Exercise: From the data below, copy out every line in which the word "would" occurs.

The data:
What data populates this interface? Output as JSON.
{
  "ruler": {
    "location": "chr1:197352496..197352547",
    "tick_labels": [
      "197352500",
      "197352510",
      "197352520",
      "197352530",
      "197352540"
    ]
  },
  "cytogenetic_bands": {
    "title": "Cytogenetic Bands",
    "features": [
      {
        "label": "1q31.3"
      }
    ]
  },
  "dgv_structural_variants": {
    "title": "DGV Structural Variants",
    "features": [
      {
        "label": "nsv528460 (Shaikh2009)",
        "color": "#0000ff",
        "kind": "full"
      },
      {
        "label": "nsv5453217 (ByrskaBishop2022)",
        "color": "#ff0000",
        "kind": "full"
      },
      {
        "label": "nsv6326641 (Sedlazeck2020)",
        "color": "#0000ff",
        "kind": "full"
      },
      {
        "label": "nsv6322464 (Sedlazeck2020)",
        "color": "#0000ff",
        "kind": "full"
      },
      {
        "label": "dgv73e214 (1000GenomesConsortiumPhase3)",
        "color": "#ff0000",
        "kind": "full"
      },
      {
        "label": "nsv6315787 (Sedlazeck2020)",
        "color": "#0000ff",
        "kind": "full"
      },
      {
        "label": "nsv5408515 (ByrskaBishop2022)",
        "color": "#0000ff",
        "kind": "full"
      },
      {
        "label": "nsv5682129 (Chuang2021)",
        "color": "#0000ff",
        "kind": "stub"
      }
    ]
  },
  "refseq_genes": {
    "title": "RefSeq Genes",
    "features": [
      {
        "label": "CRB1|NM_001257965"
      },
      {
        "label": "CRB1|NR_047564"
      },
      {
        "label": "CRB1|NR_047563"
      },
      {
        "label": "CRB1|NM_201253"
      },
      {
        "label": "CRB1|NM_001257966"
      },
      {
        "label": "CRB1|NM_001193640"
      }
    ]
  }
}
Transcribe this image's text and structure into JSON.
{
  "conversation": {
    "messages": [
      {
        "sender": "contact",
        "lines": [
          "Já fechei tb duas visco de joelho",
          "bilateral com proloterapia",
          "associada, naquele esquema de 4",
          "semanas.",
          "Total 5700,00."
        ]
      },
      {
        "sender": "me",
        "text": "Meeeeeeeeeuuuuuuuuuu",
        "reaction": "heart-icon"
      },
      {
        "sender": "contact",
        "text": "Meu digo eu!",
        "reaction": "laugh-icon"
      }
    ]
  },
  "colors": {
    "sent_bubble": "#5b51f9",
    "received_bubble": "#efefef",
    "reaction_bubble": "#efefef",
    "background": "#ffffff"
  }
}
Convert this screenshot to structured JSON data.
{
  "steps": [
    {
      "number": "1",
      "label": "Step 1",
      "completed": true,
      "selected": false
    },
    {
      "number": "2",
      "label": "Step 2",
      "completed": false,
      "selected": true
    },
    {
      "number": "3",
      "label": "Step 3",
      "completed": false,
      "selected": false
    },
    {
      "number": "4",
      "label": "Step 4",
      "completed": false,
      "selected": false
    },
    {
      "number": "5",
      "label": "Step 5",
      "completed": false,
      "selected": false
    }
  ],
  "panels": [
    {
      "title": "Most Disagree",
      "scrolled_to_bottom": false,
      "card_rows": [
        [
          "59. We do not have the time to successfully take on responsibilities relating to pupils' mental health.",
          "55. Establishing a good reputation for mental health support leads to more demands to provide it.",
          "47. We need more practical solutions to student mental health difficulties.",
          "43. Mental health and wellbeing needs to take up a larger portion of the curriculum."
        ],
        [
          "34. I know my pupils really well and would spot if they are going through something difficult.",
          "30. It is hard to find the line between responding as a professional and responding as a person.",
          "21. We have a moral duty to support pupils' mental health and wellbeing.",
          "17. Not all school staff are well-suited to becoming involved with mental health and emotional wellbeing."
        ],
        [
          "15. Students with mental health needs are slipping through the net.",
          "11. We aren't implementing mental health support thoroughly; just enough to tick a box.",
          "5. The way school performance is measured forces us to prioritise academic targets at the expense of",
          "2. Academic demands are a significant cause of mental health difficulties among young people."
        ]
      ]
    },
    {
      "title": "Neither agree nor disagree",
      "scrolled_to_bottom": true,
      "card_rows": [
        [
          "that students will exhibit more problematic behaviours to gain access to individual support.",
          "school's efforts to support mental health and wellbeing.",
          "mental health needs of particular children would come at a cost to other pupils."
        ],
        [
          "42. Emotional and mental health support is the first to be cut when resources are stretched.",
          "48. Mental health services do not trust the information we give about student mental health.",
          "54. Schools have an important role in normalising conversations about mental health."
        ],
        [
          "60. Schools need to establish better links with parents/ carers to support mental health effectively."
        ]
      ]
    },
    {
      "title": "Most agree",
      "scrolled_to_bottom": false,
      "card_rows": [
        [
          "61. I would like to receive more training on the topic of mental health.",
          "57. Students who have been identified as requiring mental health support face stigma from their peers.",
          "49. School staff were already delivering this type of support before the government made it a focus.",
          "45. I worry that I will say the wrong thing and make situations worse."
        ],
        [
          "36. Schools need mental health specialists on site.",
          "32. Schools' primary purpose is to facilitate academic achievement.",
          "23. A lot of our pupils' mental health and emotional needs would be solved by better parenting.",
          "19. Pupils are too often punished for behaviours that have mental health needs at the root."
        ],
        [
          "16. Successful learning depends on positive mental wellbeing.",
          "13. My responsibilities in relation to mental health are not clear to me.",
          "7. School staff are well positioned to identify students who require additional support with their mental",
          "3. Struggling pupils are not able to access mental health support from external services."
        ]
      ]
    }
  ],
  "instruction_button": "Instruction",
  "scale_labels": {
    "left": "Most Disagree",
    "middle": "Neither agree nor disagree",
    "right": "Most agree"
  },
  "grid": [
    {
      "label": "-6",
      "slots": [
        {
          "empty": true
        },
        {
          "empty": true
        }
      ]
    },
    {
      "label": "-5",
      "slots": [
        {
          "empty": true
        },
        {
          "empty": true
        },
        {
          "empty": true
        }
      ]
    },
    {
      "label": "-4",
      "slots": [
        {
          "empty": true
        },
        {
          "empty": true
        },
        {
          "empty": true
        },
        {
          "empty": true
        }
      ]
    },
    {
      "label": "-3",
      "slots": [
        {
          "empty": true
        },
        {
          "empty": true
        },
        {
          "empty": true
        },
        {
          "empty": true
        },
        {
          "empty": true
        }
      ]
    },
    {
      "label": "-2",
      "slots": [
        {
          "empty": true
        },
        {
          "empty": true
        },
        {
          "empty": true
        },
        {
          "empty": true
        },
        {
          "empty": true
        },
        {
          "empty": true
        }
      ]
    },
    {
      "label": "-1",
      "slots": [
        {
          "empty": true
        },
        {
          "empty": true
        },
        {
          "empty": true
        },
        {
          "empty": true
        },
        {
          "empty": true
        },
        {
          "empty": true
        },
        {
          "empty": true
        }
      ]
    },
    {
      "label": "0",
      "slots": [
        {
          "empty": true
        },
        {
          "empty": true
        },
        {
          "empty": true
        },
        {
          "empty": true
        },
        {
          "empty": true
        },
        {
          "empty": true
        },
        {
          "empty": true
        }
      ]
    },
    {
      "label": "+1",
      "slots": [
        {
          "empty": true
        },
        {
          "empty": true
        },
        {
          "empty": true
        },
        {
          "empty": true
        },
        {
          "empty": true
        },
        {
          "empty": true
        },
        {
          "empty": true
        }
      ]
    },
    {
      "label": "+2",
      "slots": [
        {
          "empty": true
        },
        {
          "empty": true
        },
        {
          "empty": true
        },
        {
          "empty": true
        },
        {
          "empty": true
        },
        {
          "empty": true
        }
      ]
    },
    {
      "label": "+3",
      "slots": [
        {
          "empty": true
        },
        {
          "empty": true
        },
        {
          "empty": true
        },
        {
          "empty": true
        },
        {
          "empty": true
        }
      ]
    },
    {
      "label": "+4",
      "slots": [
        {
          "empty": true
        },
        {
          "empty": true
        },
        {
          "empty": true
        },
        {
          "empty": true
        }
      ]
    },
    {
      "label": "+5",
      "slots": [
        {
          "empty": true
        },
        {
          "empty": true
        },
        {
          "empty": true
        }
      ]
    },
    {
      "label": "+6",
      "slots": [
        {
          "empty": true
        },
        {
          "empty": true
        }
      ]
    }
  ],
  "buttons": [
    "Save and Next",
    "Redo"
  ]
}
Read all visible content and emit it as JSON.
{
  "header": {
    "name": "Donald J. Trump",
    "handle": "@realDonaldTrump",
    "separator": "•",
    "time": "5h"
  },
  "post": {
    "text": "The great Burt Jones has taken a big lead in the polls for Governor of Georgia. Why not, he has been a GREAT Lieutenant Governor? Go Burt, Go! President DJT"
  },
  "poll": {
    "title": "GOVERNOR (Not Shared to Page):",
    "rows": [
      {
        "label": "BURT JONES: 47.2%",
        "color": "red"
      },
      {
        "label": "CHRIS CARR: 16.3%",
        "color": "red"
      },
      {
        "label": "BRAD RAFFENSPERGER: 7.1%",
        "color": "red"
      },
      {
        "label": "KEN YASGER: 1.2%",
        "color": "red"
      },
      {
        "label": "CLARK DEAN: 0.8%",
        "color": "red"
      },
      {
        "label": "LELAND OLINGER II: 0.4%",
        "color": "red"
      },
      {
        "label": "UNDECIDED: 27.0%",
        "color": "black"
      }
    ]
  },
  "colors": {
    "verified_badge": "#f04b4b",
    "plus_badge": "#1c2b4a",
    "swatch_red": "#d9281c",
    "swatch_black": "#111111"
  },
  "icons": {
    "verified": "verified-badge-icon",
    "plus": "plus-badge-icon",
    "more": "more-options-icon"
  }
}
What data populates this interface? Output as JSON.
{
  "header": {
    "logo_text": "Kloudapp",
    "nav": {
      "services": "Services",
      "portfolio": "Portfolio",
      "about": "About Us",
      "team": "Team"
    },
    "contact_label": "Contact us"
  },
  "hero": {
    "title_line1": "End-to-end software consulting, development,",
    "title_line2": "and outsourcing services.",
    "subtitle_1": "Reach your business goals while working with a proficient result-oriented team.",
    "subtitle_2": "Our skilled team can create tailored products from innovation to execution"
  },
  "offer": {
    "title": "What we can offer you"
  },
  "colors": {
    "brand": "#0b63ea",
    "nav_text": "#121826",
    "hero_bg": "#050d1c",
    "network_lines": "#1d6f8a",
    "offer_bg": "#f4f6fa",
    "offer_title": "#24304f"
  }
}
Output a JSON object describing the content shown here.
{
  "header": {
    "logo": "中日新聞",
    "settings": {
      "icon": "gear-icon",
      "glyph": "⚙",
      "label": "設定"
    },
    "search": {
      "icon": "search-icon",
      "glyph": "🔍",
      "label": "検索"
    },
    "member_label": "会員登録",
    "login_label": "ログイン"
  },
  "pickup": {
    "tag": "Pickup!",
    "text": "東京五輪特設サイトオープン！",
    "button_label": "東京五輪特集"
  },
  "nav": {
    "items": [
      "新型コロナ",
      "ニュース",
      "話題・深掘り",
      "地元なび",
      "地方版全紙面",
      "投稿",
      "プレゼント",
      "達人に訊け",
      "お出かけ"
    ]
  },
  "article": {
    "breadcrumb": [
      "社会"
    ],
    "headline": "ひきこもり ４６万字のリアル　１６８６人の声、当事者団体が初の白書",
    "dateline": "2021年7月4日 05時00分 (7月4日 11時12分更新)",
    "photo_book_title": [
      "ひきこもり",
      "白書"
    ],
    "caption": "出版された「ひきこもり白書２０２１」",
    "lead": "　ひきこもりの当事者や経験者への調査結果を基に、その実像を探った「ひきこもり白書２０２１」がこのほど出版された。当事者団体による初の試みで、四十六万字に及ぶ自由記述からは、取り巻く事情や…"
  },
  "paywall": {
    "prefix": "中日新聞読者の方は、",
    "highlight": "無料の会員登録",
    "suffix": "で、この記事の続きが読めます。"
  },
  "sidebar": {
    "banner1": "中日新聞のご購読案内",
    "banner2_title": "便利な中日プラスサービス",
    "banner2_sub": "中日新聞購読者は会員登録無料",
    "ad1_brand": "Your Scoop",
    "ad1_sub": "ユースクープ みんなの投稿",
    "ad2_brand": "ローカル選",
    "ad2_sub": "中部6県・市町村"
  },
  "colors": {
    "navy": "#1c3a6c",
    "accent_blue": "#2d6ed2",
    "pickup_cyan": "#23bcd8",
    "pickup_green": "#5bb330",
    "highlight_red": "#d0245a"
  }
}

Answer section:
          "34. I know my pupils really well and would spot if they are going through something difficult.",
          "mental health needs of particular children would come at a cost to other pupils."
          "61. I would like to receive more training on the topic of mental health.",
          "23. A lot of our pupils' mental health and emotional needs would be solved by better parenting.",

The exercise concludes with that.